As of now, there is no information on the price or the release date, but we should know more in a few weeks.
Source: Talk Android
The Aquos Mini is one of Sharp’s most impressive devices, featuring the razor thin bezels that their Aquos phones have come to be known for. The phone sports a 4.5-inch, 1080p screen with an extremely narrow body, and the display features Sharp’s IGZO technology which will supposedly let the device last for a full two to three days on its 2120 mAh battery.
Aside from the screen, you’ll find some very capable hardware on the Aquos Mini. There’s a Snapdragon 801 processor and a 13 megapixel rear camera, so while it’s not going to blow you away in 2015, it’s still an extremely powerful device, especially for one with a relatively smaller screen.

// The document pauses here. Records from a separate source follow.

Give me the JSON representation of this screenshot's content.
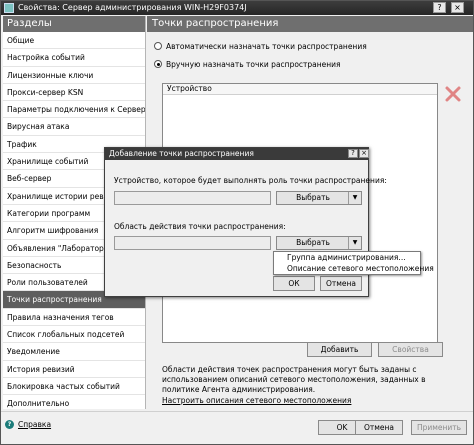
{
  "window": {
    "title": "Свойства: Сервер администрирования WIN-H29F0374J",
    "controls": [
      "?",
      "×"
    ]
  },
  "sidebar": {
    "header": "Разделы",
    "items": [
      {
        "label": "Общие"
      },
      {
        "label": "Настройка событий"
      },
      {
        "label": "Лицензионные ключи"
      },
      {
        "label": "Прокси-сервер KSN"
      },
      {
        "label": "Параметры подключения к Серверу администрирования"
      },
      {
        "label": "Вирусная атака"
      },
      {
        "label": "Трафик"
      },
      {
        "label": "Хранилище событий"
      },
      {
        "label": "Веб-сервер"
      },
      {
        "label": "Хранилище истории ревизий"
      },
      {
        "label": "Категории программ"
      },
      {
        "label": "Алгоритм шифрования"
      },
      {
        "label": "Объявления \"Лаборатории Касперского\""
      },
      {
        "label": "Безопасность"
      },
      {
        "label": "Роли пользователей"
      },
      {
        "label": "Точки распространения",
        "selected": true
      },
      {
        "label": "Правила назначения тегов"
      },
      {
        "label": "Список глобальных подсетей"
      },
      {
        "label": "Уведомление"
      },
      {
        "label": "История ревизий"
      },
      {
        "label": "Блокировка частых событий"
      },
      {
        "label": "Дополнительно"
      }
    ]
  },
  "main": {
    "header": "Точки распространения",
    "radio_auto": "Автоматически назначать точки распространения",
    "radio_manual": "Вручную назначать точки распространения",
    "table_column": "Устройство",
    "add_button": "Добавить",
    "properties_button": "Свойства",
    "note": "Области действия точек распространения могут быть заданы с использованием описаний сетевого местоположения, заданных в политике Агента администрирования.",
    "link": "Настроить описания сетевого местоположения"
  },
  "footer": {
    "help": "Справка",
    "ok": "OK",
    "cancel": "Отмена",
    "apply": "Применить"
  },
  "dialog": {
    "title": "Добавление точки распространения",
    "controls": [
      "?",
      "×"
    ],
    "device_label": "Устройство, которое будет выполнять роль точки распространения:",
    "device_value": "",
    "scope_label": "Область действия точки распространения:",
    "scope_value": "",
    "select_label": "Выбрать",
    "ok": "ОК",
    "cancel": "Отмена",
    "dropdown": [
      "Группа администрирования...",
      "Описание сетевого местоположения"
    ]
  }
}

Sharp also announced the Aquos K flip phone, which is a fairly high end device in its category. The phone is thin and sports a 13 megapixel camera that’s capable of shooting 1080p video, and you’ll even get a full web browser and Google Search on it. Pretty fancy for such a basic device.
No word on price or availability yet, but keep an eye out over the next few weeks if you’re interested.
source: Phone Arena
Come comment on this article: Sharp announces the Aquos Mini and a high-end flip phone
The FCC is one amazing resource when it comes to getting little details about upcoming devices. While it isn’t the easiest place to navigate, and much of the documents that have to be made public talk a ton of jargon, a person can sometimes stumble upon something ever now and then. Liliputing came across a […]
The post FCC lists new Sharp “Dual mode hand held Mini Phablet”, appeared first on AndroidSPIN.
The doors opened; the masses piled in; and it began: Yesterday was the first official day of CES. It’s perhaps the most frenzied day of the week, with hundreds of companies vying for attention within the halls of the Las Vegas Convention Center. So, what happened on the show floor yesterday? Check out the gallery below and find out.
[Image credit: Bloomberg via Getty Images]
Every year, TVs are a big deal here at the Consumer Electronics Show. Therefore, it’s no surprise that Sharp would have a huge presence here in Las Vegas. And when I say huge, I mean huge. Just like last year, when it teased its 85-inch 8K TV with glasses-free 3D, Sharp’s now showing off a 120-inch 4K Commercial LCD display. According to the company, one day this could replace video walls in public spaces (like at Times Square, for instance), as well as projectors in classrooms and conference rooms. At the moment, there’s no word on how much one of these would cost interested parties — but it’s safe to imagine it won’t be budget-friendly at all.
Unfortunately, no image could do this display justice — you have to be in front of it to see how beautiful it is. It’s extremely, well, sharp, bright and it makes you feel as if you’re staring into a wall, living in whatever world you’re looking at. So, if you’re here at CES, it’s definitely worth checking out. And why not, maybe one day you could see one of these, or something similar, make its way into the consumer market.
Dolby doesn’t want to limit its Dolby Vision tech just to Netflix and other streaming services so the outfits’ partnering with film studios too. First up is Warner Bros. where flicks including Edge of Tomorrow, The Lego Movie and Into the Storm are getting the high-dynamic range treatment early this year — just in time for the launch of TVs with the tech baked in, according to the company. Additional new release movies and catalog titles are en route this year, as well. For the tech to really take off, however, Dolby’ll need to expand beyond one studio but we’d imagine WB is a pretty decent place to start. If anything, the announcement means Edge of Tomorrow‘s bleak version of the future’s going to get a little brighter sometime soon.
[Image credit: Associated Press]
Filed under: Home Entertainment